"Wait to eat with you."
"Support your questions."
"Agree not to go anymore." – AlmaReville
These guys would break from tradition if they were from the same culture.
"I think I would wait and eat with the women personally. I can't absolutely say this of course, I don't know all the circumstances, but I'd rather eat with my wife than a bunch of sexists." – boogswald
"I would insist that my wife join me at the table to eat the food she helped prepare, or no longer attend gatherings that treat women like slaves who get the scraps once the masters have had their pick and fill." – Seeker131313
This Redditor is convinced the OP's confrontation did not go unnoticed by the women in the family.
"I know it's hard because a lot of people gave you sh*t."
"However it sounds like there are quite a few women there? There is NO doubt in my mind that even just one woman felt validated by you, who has been too scared to say something herself."

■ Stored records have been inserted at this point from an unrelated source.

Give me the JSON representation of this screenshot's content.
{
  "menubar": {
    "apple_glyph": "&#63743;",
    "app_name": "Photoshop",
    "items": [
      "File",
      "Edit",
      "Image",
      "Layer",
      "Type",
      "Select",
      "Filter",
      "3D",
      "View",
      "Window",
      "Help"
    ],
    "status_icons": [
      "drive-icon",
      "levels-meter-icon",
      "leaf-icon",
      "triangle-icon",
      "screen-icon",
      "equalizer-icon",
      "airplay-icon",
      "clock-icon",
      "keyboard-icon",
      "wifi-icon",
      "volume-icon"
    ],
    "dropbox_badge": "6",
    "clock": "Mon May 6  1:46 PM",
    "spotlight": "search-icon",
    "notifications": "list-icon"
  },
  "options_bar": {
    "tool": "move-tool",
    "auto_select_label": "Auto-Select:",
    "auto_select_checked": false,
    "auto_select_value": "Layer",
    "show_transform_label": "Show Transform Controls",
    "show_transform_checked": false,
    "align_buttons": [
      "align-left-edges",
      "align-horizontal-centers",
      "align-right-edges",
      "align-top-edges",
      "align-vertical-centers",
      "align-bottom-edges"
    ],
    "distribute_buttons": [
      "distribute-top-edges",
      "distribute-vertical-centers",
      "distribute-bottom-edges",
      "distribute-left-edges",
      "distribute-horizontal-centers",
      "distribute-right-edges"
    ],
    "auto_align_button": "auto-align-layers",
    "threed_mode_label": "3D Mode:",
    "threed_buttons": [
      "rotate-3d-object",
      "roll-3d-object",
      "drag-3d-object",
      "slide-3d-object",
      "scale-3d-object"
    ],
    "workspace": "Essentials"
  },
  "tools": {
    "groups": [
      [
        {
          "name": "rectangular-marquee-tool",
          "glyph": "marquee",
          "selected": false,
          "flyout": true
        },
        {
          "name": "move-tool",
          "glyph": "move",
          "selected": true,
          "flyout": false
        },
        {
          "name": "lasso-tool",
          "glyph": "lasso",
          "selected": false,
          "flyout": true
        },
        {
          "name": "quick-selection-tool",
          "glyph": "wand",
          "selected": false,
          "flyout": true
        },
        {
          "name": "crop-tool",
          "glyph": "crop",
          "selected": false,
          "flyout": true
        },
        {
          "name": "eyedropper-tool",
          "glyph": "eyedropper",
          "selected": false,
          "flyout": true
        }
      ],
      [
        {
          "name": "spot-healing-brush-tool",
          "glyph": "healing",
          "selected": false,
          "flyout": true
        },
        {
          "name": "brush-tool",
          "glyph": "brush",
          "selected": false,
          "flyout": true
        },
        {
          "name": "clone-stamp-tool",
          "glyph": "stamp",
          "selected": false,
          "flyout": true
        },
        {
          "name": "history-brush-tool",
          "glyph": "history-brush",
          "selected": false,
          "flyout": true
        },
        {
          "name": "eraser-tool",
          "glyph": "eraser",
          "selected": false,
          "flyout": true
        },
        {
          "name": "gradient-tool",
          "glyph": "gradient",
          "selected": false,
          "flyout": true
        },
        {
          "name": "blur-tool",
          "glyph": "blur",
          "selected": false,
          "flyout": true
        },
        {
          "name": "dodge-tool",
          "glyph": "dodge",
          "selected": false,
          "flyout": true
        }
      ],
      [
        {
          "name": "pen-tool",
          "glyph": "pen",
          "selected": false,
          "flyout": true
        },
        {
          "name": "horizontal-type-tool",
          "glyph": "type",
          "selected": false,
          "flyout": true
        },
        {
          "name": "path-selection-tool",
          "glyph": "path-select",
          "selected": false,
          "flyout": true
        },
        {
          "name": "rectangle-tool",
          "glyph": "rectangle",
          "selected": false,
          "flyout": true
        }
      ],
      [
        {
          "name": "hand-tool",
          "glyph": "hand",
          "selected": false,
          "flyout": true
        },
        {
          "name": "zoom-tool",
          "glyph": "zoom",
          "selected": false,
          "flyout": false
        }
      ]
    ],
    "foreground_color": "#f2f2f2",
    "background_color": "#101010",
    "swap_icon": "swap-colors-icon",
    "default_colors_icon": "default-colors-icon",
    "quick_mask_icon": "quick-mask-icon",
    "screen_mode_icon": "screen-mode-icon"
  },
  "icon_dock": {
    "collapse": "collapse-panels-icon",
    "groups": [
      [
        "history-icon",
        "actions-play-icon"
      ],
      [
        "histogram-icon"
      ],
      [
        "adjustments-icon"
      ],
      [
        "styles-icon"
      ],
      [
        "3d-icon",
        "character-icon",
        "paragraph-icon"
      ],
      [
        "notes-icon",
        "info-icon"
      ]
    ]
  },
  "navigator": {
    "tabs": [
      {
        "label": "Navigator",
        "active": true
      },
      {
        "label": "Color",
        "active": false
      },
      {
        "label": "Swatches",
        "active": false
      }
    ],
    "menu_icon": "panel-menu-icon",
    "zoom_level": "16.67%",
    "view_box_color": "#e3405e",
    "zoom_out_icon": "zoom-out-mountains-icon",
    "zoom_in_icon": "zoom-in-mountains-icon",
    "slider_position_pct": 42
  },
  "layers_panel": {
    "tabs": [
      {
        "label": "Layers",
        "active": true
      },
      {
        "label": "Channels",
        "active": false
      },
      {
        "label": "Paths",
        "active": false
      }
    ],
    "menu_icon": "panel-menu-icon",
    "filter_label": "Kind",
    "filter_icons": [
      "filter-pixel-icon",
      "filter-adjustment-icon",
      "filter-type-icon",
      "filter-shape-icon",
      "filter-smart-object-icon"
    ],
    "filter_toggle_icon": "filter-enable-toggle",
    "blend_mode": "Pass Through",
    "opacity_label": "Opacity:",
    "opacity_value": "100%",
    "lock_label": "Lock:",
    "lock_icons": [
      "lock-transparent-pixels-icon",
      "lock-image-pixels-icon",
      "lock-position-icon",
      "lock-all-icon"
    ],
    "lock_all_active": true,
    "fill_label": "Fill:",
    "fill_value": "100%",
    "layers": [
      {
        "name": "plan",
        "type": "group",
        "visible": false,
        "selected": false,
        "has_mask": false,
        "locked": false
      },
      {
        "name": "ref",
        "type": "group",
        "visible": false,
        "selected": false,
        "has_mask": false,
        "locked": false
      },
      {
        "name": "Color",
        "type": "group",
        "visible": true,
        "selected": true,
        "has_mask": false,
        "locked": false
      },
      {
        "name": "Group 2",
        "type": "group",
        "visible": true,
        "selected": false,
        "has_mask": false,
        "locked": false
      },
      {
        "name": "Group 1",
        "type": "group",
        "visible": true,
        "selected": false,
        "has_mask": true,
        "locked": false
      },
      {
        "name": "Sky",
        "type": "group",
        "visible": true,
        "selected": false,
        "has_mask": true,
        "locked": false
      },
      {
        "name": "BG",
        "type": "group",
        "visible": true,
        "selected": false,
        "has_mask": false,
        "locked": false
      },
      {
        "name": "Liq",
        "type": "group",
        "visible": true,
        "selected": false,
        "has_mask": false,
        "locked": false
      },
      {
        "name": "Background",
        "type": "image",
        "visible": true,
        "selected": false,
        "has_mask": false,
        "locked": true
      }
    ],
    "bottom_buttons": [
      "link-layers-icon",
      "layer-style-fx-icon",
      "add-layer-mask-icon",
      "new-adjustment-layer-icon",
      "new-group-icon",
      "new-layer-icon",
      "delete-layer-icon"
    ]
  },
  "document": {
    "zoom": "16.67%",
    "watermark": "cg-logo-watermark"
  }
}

"The good you did may be invisible but I bet you helped at least 1 woman there by trying to stick up for them. Self esteem sounds like it's probably in short supply in that household... sometimes girls raised in an environment like this want to speak out but do not have the confidence or the support to do so."
"You helped someone. I swear you did."
"Also I can't imagine your husband going to eat without you and first. That's despicable. The problem lies primarily with him. I really doubt he's not affected in other ways by being raised in a sexist household." – the_shiny_guru
The husband should follow this admirable man's example.
"My father grew up in the deep south, and similar traditions were in place there. He tried to keep my mother away from that side of things as much as possible, but eventually Thanksgiving happened and they had to go."
"They tried to make my mom sit outside and wait to eat with the other women. My dad fixed a big plate, went outside himself and ate with her. He got a ton of flak for it."
"Super proud of that man." – TheBaz11
The OP was encouraged to be more aggressive.
"Stop going orrrrrrr because I'm a little sh*t, I'd be right up there along side the men because godd*mn If I cooked I get to eat it. Try to stop me." – Come-on-nowww
"I would just not cook and eat with the men. Then go 'I thought those who cook had to wait, so I fixed my issue. No cooking or waiting for me.'" – Gwennie333
If the husband is clearly aware of his wife's uneasiness and cares about her, it's time to dispense with the antiquated customs.